It’s common for people to ask each other where they grew up; where they’re from; where’s home? In this time of greater mobility and seemingly fewer community connections, these can be challenging questions for some while for others, it’s straight forward – they have a strong connection to a place.
Consider the example of Paul Primak. Paul was an “Air Force brat.” He and his family never lived one place for more than a few years. Paul’s family moved to Lakeview in 1970 and a year later he graduated from Lakeview High School and left for college. He lived in Lakeview for a total of one year, yet it’s the place he calls home. I saw Paul in June when I was in Lakeview for the annual Daly Fund trustee meeting. Paul was in town to present a painting of four Canadian “Honker” geese to Lakeview High School. The painting was done by Paul’s 1971 fellow graduate, Jimmy Johnston. When I asked Paul about his connections to Lakeview, he said, “It’s the place I consider home; it’s where I made lifelong friends; it’s the place I go back to.”

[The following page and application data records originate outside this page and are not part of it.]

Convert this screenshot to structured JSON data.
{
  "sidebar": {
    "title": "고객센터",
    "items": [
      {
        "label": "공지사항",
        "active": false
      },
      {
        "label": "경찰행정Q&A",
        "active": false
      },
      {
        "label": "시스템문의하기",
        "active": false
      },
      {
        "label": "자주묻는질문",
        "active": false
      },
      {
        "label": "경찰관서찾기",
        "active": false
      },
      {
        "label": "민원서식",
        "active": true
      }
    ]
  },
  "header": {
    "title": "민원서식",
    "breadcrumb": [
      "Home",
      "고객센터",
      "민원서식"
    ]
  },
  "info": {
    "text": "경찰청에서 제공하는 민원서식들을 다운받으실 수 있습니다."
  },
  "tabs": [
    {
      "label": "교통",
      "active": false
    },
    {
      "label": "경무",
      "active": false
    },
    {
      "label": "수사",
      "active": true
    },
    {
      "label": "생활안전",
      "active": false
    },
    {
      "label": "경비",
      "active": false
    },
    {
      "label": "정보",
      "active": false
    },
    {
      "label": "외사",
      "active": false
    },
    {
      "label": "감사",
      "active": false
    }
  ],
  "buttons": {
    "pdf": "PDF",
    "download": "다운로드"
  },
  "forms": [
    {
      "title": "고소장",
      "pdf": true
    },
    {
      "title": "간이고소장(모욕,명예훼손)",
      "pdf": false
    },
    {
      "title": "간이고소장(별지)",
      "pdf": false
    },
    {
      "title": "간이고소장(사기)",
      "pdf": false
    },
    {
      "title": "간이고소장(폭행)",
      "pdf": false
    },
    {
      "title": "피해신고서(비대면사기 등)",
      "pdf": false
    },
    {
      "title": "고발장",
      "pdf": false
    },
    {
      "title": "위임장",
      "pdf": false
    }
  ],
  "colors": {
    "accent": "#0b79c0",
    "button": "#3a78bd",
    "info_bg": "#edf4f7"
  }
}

Even people who don’t “live” in a place can form an emotional connection that lasts a lifetime. In 1953, David Maxey was nineteen and had just finished his freshman year at Harvard when he went west to Plush, an unincorporated Lake County ranching community. David, who had grown up in Philadelphia, hoped to work on a hay crew for the summer. He ended up working on Con Lynch’s ranch along with Jim Lynch, who was a year younger and, like David, would go on to law school. I met David this summer in Philadelphia as I was starting my bike ride to Chicago. David told me about his great love for Lake County, specifically Plush and the Warner Valley. In describing his good fortune to have ended up working at the Lynch ranch, David wrote:
All that good fortune I place in memory under the banner of Plush. I push Plush’s boundaries outward to include the new world I discovered in Lake County, Oregon, the Lynch family, the Lynch ranch, mowing, raking, bunching, and stacking hay, wild life of all kinds that I hadn’t seen before, branding, fence- building, and the unforgettable members of the ranch crew I worked with, summer after summer, who accepted the “Kid from Back East,” even though my presence might continue to puzzle them.

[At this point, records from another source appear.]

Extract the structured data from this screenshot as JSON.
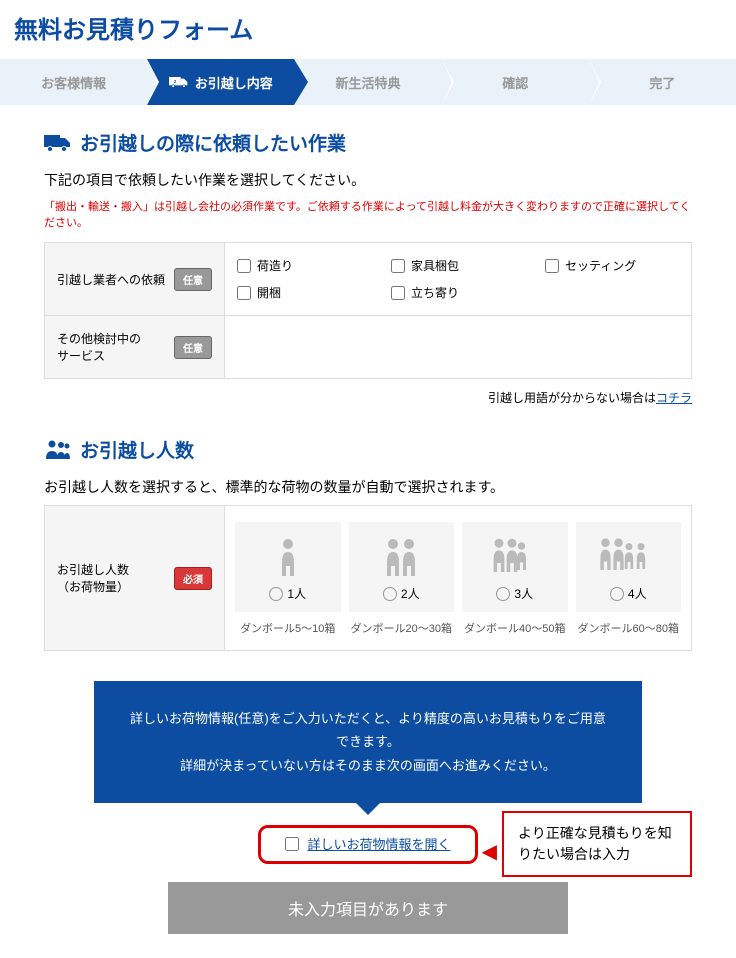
{
  "page_title": "無料お見積りフォーム",
  "progress": {
    "steps": [
      "お客様情報",
      "お引越し内容",
      "新生活特典",
      "確認",
      "完了"
    ],
    "active_index": 1
  },
  "section_tasks": {
    "title": "お引越しの際に依頼したい作業",
    "desc": "下記の項目で依頼したい作業を選択してください。",
    "warning": "「搬出・輸送・搬入」は引越し会社の必須作業です。ご依頼する作業によって引越し料金が大きく変わりますので正確に選択してください。",
    "request_label": "引越し業者への依頼",
    "request_options": [
      "荷造り",
      "家具梱包",
      "セッティング",
      "開梱",
      "立ち寄り"
    ],
    "other_label": "その他検討中の\nサービス"
  },
  "badges": {
    "optional": "任意",
    "required": "必須"
  },
  "help_link": {
    "prefix": "引越し用語が分からない場合は",
    "link": "コチラ"
  },
  "section_people": {
    "title": "お引越し人数",
    "desc": "お引越し人数を選択すると、標準的な荷物の数量が自動で選択されます。",
    "label": "お引越し人数\n（お荷物量）",
    "options": [
      {
        "count": "1人",
        "boxes": "ダンボール5～10箱",
        "persons": 1
      },
      {
        "count": "2人",
        "boxes": "ダンボール20～30箱",
        "persons": 2
      },
      {
        "count": "3人",
        "boxes": "ダンボール40～50箱",
        "persons": 3
      },
      {
        "count": "4人",
        "boxes": "ダンボール60～80箱",
        "persons": 4
      }
    ]
  },
  "callout": {
    "line1": "詳しいお荷物情報(任意)をご入力いただくと、より精度の高いお見積もりをご用意できます。",
    "line2": "詳細が決まっていない方はそのまま次の画面へお進みください。"
  },
  "expand_link": "詳しいお荷物情報を開く",
  "annotation": "より正確な見積もりを知りたい場合は入力",
  "submit_label": "未入力項目があります"
}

Bernard Daly spent less than half of his life in Lake County, yet it’s the place he considered home. He loved Lake County. As he wrote in his will,
It is my desire to help, aid and assist worthy and ambitions young men and women of my beloved County of Lake…

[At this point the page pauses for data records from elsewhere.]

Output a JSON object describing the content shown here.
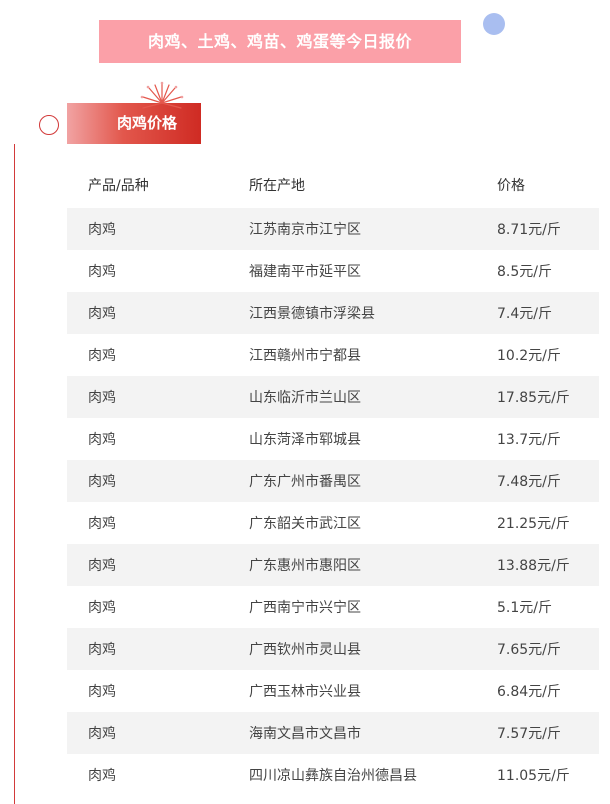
{
  "header": {
    "banner_title": "肉鸡、土鸡、鸡苗、鸡蛋等今日报价"
  },
  "section": {
    "title": "肉鸡价格"
  },
  "colors": {
    "banner_bg": "#fba0a8",
    "accent_red": "#d23a3a",
    "dot_blue": "#a9bef0",
    "row_shade": "#f3f3f3"
  },
  "table": {
    "columns": [
      "产品/品种",
      "所在产地",
      "价格"
    ],
    "rows": [
      {
        "product": "肉鸡",
        "origin": "江苏南京市江宁区",
        "price": "8.71元/斤"
      },
      {
        "product": "肉鸡",
        "origin": "福建南平市延平区",
        "price": "8.5元/斤"
      },
      {
        "product": "肉鸡",
        "origin": "江西景德镇市浮梁县",
        "price": "7.4元/斤"
      },
      {
        "product": "肉鸡",
        "origin": "江西赣州市宁都县",
        "price": "10.2元/斤"
      },
      {
        "product": "肉鸡",
        "origin": "山东临沂市兰山区",
        "price": "17.85元/斤"
      },
      {
        "product": "肉鸡",
        "origin": "山东菏泽市郓城县",
        "price": "13.7元/斤"
      },
      {
        "product": "肉鸡",
        "origin": "广东广州市番禺区",
        "price": "7.48元/斤"
      },
      {
        "product": "肉鸡",
        "origin": "广东韶关市武江区",
        "price": "21.25元/斤"
      },
      {
        "product": "肉鸡",
        "origin": "广东惠州市惠阳区",
        "price": "13.88元/斤"
      },
      {
        "product": "肉鸡",
        "origin": "广西南宁市兴宁区",
        "price": "5.1元/斤"
      },
      {
        "product": "肉鸡",
        "origin": "广西钦州市灵山县",
        "price": "7.65元/斤"
      },
      {
        "product": "肉鸡",
        "origin": "广西玉林市兴业县",
        "price": "6.84元/斤"
      },
      {
        "product": "肉鸡",
        "origin": "海南文昌市文昌市",
        "price": "7.57元/斤"
      },
      {
        "product": "肉鸡",
        "origin": "四川凉山彝族自治州德昌县",
        "price": "11.05元/斤"
      }
    ]
  }
}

You might be thinking that there’s something special about Lake County. There is, but there’s also specialness in places throughout the world. Psychologists report that our need for belonging is greater than the need for self-esteem. We want to be a part of a community, connected to a place. It’s part of why people root for the home sports team.
Like Bernard Daly, the basketball star, Lebron James, gave millions of dollars to fund college scholarships for the youth of Akron, Ohio. The students in the Lebron James program are known as “promise students,” a reminder of the promise that Lebron made to them and all the youth of his hometown, just as Bernard Daly did for his “hometown” a century ago.